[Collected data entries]
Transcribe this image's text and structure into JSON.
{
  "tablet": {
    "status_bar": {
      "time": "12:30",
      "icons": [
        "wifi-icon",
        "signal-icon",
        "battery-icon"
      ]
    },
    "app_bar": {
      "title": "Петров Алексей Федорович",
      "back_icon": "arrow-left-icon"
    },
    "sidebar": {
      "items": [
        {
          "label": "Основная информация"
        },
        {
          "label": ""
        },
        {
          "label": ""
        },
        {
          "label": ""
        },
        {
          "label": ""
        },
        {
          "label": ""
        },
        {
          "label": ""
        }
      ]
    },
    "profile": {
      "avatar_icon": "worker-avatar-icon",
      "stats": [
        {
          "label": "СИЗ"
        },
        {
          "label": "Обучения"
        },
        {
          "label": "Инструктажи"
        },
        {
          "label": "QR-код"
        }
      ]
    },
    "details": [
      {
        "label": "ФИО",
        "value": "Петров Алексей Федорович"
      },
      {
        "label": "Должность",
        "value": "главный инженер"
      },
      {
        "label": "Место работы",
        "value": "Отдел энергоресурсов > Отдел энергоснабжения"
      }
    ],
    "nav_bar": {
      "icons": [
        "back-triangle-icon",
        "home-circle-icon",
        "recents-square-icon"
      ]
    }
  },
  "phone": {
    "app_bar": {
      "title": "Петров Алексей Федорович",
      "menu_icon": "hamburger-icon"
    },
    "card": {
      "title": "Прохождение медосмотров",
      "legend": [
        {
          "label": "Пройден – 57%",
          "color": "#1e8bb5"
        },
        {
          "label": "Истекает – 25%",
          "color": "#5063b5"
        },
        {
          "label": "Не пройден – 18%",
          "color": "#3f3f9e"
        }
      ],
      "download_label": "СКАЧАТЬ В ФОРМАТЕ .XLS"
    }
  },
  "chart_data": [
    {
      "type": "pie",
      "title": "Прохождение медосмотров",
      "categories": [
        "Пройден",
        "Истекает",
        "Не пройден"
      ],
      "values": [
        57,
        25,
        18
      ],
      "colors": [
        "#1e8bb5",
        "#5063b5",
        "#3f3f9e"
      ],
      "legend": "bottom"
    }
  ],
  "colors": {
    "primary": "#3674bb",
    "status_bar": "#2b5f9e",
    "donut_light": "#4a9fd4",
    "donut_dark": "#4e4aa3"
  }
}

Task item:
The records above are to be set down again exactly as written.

Written response:
Transcribe this image's text and structure into JSON.
{
  "tablet": {
    "status_bar": {
      "time": "12:30",
      "icons": [
        "wifi-icon",
        "signal-icon",
        "battery-icon"
      ]
    },
    "app_bar": {
      "title": "Петров Алексей Федорович",
      "back_icon": "arrow-left-icon"
    },
    "sidebar": {
      "items": [
        {
          "label": "Основная информация"
        },
        {
          "label": ""
        },
        {
          "label": ""
        },
        {
          "label": ""
        },
        {
          "label": ""
        },
        {
          "label": ""
        },
        {
          "label": ""
        }
      ]
    },
    "profile": {
      "avatar_icon": "worker-avatar-icon",
      "stats": [
        {
          "label": "СИЗ"
        },
        {
          "label": "Обучения"
        },
        {
          "label": "Инструктажи"
        },
        {
          "label": "QR-код"
        }
      ]
    },
    "details": [
      {
        "label": "ФИО",
        "value": "Петров Алексей Федорович"
      },
      {
        "label": "Должность",
        "value": "главный инженер"
      },
      {
        "label": "Место работы",
        "value": "Отдел энергоресурсов > Отдел энергоснабжения"
      }
    ],
    "nav_bar": {
      "icons": [
        "back-triangle-icon",
        "home-circle-icon",
        "recents-square-icon"
      ]
    }
  },
  "phone": {
    "app_bar": {
      "title": "Петров Алексей Федорович",
      "menu_icon": "hamburger-icon"
    },
    "card": {
      "title": "Прохождение медосмотров",
      "legend": [
        {
          "label": "Пройден – 57%",
          "color": "#1e8bb5"
        },
        {
          "label": "Истекает – 25%",
          "color": "#5063b5"
        },
        {
          "label": "Не пройден – 18%",
          "color": "#3f3f9e"
        }
      ],
      "download_label": "СКАЧАТЬ В ФОРМАТЕ .XLS"
    }
  },
  "chart_data": [
    {
      "type": "pie",
      "title": "Прохождение медосмотров",
      "categories": [
        "Пройден",
        "Истекает",
        "Не пройден"
      ],
      "values": [
        57,
        25,
        18
      ],
      "colors": [
        "#1e8bb5",
        "#5063b5",
        "#3f3f9e"
      ],
      "legend": "bottom"
    }
  ],
  "colors": {
    "primary": "#3674bb",
    "status_bar": "#2b5f9e",
    "donut_light": "#4a9fd4",
    "donut_dark": "#4e4aa3"
  }
}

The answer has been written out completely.